So few other people could have been more surprised to find a brand new line item section on the U.S. Customs and Border Protection “Enforcement Statistics” page titled, “Terrorist Screening Database Encounters.” In other words, there’s now a public page where any American citizen can, for the first time, go to see the number of times federal agents have encountered an immigrant at both northern and southern land borders who was on the FBI’s terrorist watch list.
One way to measure the significance of CBP providing such raw information to the general public is that, in the recent past, major American newspapers and television networks have staked their reputations on insistence that no terrorist suspects ever cross the border and that anyone who says otherwise, like former President Donald Trump did in 2018, is a big fat fear-mongering, racist liar. Otherwise, they refuse to report government evidence when it does make it to the public.
The controversy over whether terrorist suspects cross the land border has left many Americans confused over the years as to what is and isn’t a phony political narrative about this one of many border threats.
And yet there it is now in black and white on CBP’s public-facing statistics page right between “Gang Affiliated Enforcement” and “U.S. Border Patrol Recidivism rates.”
The statistics page can be improved. It lists just the raw numbers of encounters per fiscal year of Known or Suspected Terrorists (KSTs) who showed up at a border port of entry, like a bridge over the Rio Grande, and also between ports of entry, meaning illegal entry by someone Border Patrol agents had to go catch. Further breakdowns would be helpful.
The two categories differ significantly in meaning and implication.
Ports of Entry Encounters
From the provided data, you can’t read too much into the numbers at a controlled port of entry. These might, for instance, be individuals who drive a long-haul truck back and forth from Canada to Detroit, flagging on the database multiple times a week, or an American importer who frequently moves between Nuevo Laredo and Laredo. So those numbers are way higher than the ones reflecting illegal border crossers.
“POE totals may include multiple encounters of the same individual,” the new section notes in the postscript.
Most hits at the POE probably are not foreign nationals without legal status from beyond Canada, Mexico or the United States. They may be Canadians or Americans or Mexicans who have legal status to travel back and forth, thus not overtly trying to run and hide as terrorists. (As a quick aside, agents see the watch list flag on their station’s computer screen and report the encounter and any other observable details back to the FBI Screening Center without letting the traveler know they flagged. The intel very helpfully goes straight to the case agents working the investigations).
Perhaps more concerning might be POE encounters with unfamiliar fresh foreign national travelers on the terror watch list who shows up for a first time to claim asylum, which will raise bigger alarms (and isn’t supposed to work out well for the asylum claimant). These individuals are usually denied entry.

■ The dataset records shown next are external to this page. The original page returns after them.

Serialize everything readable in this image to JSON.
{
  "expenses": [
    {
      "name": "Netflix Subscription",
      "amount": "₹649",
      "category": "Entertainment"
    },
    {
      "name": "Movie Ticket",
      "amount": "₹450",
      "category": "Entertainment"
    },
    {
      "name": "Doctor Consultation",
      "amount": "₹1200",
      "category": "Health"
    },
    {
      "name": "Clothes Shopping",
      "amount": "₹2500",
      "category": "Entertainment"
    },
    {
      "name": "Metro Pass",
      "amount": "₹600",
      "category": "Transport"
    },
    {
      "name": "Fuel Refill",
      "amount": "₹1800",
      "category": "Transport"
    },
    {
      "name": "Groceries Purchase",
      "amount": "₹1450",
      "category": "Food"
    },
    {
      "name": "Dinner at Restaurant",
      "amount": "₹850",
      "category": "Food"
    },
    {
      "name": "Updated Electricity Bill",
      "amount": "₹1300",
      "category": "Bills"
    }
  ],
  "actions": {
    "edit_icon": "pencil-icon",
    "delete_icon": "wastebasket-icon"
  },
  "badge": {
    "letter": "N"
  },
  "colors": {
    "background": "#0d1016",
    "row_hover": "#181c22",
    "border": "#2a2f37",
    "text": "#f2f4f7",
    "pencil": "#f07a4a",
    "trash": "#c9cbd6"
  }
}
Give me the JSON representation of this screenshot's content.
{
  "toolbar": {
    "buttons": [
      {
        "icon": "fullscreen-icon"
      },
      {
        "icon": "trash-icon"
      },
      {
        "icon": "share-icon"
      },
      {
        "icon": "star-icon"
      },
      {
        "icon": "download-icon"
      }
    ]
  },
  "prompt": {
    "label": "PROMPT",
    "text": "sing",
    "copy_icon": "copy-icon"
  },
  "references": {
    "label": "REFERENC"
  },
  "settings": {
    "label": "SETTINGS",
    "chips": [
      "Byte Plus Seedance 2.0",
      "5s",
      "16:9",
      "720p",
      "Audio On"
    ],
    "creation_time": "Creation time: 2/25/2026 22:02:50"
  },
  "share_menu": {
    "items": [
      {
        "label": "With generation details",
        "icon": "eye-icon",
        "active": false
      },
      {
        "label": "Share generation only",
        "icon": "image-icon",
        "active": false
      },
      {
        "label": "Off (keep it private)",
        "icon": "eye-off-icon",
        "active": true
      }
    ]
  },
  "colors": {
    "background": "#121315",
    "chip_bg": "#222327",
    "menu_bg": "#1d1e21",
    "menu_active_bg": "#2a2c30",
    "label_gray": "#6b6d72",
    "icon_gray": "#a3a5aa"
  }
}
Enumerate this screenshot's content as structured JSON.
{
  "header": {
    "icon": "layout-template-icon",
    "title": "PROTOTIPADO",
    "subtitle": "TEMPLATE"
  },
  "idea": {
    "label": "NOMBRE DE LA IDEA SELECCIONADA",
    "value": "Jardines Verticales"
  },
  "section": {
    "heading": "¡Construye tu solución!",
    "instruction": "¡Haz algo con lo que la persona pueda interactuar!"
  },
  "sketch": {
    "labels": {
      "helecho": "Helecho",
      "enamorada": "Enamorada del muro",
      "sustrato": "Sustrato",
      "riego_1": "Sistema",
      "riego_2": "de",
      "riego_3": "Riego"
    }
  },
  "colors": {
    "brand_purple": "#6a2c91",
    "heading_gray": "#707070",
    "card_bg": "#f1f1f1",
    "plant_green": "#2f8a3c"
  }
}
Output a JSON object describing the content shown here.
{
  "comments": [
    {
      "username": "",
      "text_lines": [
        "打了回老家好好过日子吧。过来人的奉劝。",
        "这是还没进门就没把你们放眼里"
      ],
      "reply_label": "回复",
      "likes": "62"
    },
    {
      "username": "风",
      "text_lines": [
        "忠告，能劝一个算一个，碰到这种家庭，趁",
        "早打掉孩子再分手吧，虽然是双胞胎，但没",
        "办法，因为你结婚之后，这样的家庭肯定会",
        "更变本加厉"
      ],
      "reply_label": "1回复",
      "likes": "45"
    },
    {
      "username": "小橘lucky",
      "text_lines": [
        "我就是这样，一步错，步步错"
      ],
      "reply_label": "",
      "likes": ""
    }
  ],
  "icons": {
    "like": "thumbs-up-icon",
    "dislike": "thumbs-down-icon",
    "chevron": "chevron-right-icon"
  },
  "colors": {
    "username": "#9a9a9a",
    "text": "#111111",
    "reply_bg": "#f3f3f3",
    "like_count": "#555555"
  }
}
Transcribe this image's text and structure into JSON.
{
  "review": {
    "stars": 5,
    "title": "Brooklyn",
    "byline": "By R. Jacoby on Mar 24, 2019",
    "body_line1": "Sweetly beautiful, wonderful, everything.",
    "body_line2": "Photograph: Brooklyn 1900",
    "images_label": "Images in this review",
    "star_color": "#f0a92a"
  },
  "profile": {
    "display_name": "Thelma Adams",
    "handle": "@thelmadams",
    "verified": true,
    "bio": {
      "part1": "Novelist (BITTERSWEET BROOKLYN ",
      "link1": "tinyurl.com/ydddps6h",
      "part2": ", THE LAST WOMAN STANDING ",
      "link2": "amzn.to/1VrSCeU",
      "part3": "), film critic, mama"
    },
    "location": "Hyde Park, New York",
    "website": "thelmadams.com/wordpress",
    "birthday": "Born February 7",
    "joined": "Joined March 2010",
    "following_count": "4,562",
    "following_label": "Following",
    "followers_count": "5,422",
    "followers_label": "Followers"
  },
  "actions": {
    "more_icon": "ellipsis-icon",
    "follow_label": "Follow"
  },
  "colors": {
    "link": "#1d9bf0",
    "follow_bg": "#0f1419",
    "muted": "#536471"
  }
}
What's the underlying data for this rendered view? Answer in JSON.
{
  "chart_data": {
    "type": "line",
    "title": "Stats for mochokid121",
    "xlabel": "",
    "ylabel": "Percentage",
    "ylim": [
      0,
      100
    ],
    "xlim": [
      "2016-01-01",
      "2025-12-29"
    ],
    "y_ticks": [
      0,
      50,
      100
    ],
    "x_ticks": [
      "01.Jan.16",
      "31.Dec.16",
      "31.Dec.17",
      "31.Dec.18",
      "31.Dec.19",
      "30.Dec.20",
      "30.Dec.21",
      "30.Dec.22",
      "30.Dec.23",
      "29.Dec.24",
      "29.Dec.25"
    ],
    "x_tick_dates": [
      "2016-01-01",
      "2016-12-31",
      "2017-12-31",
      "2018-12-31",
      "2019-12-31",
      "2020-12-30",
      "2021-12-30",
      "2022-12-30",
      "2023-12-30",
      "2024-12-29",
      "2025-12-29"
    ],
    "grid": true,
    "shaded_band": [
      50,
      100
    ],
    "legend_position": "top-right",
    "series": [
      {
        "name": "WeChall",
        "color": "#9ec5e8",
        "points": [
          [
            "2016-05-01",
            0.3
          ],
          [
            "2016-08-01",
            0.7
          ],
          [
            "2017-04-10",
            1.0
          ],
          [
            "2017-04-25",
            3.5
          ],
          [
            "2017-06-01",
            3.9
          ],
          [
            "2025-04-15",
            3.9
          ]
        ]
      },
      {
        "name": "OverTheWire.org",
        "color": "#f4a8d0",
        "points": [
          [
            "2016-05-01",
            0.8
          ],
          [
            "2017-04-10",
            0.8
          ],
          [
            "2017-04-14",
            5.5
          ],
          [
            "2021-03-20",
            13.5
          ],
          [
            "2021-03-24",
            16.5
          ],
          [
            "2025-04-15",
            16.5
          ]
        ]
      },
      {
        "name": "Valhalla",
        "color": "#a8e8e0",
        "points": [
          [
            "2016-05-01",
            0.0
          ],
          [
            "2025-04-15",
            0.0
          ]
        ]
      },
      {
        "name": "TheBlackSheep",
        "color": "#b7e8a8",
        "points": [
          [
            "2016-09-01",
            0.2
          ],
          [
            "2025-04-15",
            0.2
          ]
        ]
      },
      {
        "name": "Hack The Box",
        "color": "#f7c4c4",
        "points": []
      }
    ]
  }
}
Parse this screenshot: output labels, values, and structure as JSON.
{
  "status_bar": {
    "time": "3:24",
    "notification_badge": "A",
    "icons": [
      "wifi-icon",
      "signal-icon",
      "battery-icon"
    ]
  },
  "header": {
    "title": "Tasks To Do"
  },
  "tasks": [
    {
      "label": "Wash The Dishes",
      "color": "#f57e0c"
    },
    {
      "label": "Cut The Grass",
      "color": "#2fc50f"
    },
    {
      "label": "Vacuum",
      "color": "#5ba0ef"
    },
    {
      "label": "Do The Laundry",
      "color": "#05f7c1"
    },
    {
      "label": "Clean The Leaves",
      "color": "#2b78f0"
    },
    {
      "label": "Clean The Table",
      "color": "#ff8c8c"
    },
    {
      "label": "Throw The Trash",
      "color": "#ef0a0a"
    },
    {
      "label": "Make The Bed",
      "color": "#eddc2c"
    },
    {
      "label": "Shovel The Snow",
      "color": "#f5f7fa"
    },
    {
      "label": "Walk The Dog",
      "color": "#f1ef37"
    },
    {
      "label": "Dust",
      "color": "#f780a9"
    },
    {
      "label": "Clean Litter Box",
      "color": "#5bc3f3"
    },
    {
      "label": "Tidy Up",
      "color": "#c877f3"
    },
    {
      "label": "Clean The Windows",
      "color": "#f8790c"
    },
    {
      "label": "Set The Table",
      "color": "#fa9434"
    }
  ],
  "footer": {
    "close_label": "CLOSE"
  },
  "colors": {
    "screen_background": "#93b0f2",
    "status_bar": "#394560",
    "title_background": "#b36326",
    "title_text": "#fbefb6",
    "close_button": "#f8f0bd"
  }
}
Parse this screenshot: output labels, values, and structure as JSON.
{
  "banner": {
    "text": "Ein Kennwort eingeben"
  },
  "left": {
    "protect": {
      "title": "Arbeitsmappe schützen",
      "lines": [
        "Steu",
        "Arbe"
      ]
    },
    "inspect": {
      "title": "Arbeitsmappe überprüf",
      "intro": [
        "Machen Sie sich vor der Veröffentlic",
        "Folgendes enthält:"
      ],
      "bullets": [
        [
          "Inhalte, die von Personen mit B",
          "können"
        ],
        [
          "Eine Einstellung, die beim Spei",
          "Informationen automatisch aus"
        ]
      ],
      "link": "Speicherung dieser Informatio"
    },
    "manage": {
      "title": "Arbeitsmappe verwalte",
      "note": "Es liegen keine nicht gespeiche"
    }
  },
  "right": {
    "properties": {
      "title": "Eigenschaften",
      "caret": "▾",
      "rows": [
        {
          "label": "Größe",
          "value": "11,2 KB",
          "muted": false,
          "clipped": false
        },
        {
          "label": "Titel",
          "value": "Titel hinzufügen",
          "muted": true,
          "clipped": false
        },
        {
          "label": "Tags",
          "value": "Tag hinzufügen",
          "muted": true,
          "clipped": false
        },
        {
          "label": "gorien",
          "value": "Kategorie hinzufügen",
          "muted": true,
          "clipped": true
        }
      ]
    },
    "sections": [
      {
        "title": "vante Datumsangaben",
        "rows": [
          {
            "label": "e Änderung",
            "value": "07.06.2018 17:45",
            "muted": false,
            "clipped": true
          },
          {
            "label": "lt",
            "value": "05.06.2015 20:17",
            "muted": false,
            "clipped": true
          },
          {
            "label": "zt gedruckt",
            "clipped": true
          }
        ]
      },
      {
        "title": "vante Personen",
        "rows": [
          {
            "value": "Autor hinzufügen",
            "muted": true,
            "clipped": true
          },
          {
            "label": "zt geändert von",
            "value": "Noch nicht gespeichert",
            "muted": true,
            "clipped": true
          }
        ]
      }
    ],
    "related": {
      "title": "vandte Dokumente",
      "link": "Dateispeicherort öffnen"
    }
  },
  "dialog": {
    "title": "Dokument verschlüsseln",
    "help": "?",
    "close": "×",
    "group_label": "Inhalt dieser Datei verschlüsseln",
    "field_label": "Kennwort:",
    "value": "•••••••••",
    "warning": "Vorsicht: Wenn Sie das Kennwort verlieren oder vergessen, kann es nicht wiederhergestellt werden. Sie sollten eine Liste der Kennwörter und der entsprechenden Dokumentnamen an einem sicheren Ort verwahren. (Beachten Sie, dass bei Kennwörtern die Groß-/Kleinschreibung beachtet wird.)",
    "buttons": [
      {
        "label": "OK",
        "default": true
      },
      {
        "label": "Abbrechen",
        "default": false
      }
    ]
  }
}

The new statistics page doesn’t break any of this down but CBP might consider doing so later for greater clarity.